Bill O'Reilly: Donald Trump goes back to his populist approach

In a speech last night outside of Milwaukee the candidate spoke forcefully about the problems facing America.

Trying to broaden his appeal, Mr. Trump directed some of his remarks at African Americans:

TRUMP: “I am asking for the vote of every African-American citizen struggling in our country today who wants a different and much better future.  It’s time for our society to address some honest and very difficult truths.  The Democratic Party has failed and betrayed the African-American community.”

Mr. Trump pointing to the median household income for blacks falling during President Obama's tenure.

Black home ownership has also fallen.

And the black poverty rate has risen slightly.

As far as crime is concerned, blacks make up 13% of the population but 38% of all violent crime arrests are African-American individuals.

In education blacks have the highest high school drop out rate and score lowest among American ethnic groups in math and writing on the SATs.

So it would seem that Donald Trump has a point.

The stats say that under a progressive Democratic president, black Americans are less well off then they were under President Bush the younger.

Now it would be hard to believe that black Americans would rally behind Donald Trump because he has been successfully demonized in many African American precincts.

Also Trump's style does not seem to appeal to minority voters in general.  There is no question about that.

But on the issues it is clear that liberal policies have not really helped the African-American community.

However, Talking Points believes that change is not in the air, that blacks and other minorities will go big for Hillary Clinton despite the current state of the union.

Will anything change that?

No.

And that's “The Memo”.

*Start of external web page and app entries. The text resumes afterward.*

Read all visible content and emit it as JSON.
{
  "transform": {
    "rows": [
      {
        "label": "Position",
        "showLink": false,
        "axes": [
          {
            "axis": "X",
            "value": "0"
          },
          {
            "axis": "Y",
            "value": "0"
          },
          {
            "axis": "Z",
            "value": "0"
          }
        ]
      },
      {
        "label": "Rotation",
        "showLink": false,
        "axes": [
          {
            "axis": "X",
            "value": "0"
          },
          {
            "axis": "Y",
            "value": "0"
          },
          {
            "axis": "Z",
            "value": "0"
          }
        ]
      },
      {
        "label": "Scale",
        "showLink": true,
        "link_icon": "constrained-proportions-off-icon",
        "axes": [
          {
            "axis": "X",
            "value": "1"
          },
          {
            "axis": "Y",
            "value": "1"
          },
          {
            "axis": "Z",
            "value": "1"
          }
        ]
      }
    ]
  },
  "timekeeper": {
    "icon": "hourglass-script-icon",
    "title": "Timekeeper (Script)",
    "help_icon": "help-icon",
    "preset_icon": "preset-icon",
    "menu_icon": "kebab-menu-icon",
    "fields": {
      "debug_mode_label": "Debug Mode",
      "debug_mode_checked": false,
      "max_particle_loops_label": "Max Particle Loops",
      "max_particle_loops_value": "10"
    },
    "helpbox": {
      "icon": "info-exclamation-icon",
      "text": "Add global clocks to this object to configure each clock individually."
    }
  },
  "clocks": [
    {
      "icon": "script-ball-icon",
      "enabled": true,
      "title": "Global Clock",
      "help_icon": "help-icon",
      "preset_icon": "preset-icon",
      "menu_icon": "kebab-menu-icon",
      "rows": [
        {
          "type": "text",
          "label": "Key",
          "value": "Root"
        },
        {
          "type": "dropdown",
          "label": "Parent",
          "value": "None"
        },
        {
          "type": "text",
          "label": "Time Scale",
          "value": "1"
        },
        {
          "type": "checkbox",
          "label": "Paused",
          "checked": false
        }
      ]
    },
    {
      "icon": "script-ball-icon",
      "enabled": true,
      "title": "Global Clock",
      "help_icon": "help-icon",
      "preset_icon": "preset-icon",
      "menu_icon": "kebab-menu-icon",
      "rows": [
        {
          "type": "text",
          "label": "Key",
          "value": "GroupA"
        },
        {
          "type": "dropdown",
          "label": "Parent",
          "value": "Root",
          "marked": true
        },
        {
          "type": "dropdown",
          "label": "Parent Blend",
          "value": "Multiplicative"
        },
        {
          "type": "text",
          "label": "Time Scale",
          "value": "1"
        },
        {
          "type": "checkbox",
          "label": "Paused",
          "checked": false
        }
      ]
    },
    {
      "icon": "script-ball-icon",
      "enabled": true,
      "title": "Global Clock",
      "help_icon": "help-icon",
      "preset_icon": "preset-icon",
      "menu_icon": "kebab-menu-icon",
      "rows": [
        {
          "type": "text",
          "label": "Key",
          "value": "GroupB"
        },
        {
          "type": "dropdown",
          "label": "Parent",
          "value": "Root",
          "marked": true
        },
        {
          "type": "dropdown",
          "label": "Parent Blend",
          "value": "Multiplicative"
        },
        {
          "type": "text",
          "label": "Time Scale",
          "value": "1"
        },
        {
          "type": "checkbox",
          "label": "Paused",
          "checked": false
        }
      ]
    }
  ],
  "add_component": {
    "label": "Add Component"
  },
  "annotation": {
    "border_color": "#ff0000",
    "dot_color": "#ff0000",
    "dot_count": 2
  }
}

Bill O'Reilly currently serves as the host of FOX News Channel's (FNC) The O'Reilly Factor (weekdays 8PM/ET), the most watched cable news show for the past 13 years. He joined the network in 1996 and is based in New York. Click here for more information on Bill O'Reilly